# [EXERCISE BRIEF]
Filter by the string "微商经验心得": return the lines of the material that contain it.

*** Block opens ***

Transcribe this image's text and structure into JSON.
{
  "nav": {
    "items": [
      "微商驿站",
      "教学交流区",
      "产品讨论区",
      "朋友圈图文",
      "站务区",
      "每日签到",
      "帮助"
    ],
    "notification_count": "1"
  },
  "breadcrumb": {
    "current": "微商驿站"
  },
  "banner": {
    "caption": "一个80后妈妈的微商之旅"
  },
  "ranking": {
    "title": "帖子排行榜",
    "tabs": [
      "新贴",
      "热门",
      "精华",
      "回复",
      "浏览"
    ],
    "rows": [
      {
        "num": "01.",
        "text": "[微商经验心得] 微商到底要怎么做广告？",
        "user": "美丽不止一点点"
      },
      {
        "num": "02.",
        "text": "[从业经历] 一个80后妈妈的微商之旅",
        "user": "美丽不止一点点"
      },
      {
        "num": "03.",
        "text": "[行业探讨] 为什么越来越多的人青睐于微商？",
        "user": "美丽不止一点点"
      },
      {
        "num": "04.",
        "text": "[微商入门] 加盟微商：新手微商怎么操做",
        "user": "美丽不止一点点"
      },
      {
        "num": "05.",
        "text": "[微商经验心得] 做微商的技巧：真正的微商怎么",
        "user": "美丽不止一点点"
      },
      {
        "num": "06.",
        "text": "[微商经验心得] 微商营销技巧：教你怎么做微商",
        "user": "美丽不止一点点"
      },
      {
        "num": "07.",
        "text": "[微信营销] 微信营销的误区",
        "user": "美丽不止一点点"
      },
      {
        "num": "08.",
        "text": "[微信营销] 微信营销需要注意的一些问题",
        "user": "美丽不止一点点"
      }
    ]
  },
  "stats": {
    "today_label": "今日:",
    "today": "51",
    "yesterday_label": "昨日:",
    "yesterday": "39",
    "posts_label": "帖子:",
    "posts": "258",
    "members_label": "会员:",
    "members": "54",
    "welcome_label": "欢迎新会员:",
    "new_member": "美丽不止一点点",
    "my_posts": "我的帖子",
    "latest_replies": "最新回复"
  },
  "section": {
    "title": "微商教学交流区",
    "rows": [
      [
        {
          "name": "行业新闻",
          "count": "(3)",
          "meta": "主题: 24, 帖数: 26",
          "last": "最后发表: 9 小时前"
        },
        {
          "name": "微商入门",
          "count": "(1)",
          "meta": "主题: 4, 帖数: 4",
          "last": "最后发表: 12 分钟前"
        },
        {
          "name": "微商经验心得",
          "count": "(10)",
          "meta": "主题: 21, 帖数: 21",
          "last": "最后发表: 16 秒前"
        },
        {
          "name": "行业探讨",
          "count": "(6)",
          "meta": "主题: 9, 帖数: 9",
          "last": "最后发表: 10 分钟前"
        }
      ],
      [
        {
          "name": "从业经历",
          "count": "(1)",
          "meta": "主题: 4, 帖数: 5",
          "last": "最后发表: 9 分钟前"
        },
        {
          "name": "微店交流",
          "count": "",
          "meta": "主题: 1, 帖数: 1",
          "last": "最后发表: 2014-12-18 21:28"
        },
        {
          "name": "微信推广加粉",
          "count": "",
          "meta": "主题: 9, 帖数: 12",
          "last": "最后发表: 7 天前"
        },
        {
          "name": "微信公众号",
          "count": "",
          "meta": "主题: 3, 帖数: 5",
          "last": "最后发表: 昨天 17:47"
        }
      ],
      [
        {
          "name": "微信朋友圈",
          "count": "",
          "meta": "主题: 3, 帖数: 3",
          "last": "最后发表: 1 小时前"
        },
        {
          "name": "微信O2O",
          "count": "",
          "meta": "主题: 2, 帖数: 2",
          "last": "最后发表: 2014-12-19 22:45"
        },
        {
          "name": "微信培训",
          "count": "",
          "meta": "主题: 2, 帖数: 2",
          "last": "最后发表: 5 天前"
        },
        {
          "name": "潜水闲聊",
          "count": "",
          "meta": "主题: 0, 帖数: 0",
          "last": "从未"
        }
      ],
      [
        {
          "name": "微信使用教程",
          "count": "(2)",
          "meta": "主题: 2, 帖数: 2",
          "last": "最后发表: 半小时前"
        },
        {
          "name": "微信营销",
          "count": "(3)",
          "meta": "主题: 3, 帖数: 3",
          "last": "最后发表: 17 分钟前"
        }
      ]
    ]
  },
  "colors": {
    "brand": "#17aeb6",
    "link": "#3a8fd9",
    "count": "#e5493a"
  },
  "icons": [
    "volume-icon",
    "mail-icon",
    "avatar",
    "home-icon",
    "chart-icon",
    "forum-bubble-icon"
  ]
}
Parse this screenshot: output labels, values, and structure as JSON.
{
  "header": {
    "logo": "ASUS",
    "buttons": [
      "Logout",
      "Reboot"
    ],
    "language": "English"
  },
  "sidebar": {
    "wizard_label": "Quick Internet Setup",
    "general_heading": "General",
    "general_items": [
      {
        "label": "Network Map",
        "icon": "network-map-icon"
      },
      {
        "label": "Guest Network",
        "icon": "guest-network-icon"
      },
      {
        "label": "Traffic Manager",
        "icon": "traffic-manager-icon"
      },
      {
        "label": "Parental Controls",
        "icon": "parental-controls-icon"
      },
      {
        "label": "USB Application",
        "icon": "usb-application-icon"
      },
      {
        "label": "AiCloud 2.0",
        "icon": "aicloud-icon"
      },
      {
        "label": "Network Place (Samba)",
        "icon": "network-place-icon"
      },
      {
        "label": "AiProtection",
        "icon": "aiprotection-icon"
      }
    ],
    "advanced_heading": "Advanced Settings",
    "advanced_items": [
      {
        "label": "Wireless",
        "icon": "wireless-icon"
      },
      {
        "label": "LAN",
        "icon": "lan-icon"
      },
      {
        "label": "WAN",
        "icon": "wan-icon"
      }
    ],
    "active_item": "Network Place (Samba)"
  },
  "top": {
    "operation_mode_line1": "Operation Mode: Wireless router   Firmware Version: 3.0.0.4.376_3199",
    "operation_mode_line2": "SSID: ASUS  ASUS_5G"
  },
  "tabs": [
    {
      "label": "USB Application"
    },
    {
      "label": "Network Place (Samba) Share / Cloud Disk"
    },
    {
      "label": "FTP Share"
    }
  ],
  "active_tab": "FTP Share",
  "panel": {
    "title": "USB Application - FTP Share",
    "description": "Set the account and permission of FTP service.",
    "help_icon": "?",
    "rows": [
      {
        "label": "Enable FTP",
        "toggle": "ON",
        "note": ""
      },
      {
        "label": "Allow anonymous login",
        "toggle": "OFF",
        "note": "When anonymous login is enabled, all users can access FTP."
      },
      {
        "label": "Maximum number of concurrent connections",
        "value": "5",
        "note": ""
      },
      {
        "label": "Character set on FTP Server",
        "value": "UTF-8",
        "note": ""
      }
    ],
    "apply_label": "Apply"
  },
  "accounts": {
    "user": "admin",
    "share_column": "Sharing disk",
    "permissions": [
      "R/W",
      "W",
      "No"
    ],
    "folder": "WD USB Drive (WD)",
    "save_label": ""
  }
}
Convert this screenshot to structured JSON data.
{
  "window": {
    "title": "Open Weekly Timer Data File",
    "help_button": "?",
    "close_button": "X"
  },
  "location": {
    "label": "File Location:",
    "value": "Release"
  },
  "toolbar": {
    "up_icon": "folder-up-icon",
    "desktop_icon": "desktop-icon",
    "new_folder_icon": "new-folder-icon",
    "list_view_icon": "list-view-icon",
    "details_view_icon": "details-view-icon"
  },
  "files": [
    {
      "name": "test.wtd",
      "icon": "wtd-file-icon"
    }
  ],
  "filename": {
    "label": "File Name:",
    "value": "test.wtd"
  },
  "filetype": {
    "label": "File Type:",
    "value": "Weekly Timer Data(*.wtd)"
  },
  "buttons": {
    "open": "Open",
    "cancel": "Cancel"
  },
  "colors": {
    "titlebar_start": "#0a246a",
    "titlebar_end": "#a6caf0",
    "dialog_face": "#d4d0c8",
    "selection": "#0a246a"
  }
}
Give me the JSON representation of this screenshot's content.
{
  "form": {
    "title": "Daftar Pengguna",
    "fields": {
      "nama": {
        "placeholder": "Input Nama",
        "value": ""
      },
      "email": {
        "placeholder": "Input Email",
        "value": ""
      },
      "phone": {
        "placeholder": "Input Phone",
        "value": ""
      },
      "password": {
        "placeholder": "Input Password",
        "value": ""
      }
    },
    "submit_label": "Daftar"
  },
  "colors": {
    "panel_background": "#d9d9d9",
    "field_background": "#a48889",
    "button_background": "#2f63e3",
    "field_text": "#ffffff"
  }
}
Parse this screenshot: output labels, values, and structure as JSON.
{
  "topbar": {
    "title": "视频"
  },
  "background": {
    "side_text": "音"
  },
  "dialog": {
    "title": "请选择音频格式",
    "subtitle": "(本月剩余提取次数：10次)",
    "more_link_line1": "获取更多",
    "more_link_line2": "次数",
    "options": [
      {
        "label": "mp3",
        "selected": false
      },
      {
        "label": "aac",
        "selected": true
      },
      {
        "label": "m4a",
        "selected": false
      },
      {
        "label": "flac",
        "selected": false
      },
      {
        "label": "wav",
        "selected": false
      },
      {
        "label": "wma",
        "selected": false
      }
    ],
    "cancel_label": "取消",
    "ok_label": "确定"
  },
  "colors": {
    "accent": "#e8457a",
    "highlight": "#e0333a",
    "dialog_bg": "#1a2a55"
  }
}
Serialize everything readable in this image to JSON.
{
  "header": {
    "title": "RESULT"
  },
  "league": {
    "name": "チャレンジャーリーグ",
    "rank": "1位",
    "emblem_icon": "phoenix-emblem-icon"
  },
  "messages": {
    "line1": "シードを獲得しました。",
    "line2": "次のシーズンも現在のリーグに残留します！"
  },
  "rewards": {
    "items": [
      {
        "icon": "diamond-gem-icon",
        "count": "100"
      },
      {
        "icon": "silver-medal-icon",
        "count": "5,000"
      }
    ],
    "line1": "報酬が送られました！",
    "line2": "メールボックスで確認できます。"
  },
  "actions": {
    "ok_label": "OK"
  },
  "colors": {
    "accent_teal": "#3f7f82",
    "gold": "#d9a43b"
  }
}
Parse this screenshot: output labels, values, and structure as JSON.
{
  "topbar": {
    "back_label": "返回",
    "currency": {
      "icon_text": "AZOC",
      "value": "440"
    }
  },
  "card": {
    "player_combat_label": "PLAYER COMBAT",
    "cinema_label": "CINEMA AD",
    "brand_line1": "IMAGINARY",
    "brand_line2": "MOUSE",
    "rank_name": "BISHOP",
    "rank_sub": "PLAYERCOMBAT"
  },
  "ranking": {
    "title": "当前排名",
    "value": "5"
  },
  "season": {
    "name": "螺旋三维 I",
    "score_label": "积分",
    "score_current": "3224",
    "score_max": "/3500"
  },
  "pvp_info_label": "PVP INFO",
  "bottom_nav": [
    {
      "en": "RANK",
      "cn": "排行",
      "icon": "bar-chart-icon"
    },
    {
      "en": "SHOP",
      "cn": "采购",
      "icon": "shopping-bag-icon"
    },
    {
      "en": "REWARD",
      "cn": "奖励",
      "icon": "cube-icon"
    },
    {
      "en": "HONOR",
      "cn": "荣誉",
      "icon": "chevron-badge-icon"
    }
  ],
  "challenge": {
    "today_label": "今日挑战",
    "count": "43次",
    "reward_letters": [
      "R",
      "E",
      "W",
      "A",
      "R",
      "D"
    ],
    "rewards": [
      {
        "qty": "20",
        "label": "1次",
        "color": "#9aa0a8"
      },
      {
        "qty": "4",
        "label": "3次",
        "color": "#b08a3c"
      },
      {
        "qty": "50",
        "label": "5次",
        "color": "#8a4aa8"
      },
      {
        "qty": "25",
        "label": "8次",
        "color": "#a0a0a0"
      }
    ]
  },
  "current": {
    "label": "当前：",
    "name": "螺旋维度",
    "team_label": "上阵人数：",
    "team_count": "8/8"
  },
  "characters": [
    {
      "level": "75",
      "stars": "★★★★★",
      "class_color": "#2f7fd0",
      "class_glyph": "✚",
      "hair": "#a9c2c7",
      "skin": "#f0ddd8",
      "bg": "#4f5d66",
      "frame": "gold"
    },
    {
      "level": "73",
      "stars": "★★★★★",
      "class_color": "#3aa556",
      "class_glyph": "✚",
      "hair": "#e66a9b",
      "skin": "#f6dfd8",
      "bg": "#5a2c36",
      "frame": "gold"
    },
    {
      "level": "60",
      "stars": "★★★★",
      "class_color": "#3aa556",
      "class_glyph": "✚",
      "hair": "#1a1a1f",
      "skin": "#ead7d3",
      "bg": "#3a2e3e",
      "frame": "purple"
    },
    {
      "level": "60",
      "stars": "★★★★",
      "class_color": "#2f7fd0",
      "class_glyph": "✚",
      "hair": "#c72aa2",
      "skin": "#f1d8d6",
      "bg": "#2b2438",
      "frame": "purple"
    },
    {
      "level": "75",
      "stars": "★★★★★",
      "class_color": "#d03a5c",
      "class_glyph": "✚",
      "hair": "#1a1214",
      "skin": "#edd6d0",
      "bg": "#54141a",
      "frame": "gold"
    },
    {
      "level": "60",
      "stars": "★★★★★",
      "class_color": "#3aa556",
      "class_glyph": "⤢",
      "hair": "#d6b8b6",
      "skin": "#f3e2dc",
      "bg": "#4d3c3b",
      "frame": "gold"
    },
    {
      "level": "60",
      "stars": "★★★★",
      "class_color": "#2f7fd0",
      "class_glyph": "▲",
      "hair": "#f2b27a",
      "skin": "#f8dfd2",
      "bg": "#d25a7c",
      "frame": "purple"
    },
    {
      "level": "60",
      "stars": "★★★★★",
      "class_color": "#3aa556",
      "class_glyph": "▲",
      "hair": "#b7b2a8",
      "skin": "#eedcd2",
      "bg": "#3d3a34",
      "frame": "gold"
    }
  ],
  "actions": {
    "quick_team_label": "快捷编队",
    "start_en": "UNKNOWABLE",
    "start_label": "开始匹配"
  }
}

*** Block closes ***

# [TASK ANSWER]
        "text": "[微商经验心得] 微商到底要怎么做广告？",
        "text": "[微商经验心得] 做微商的技巧：真正的微商怎么",
        "text": "[微商经验心得] 微商营销技巧：教你怎么做微商",
          "name": "微商经验心得",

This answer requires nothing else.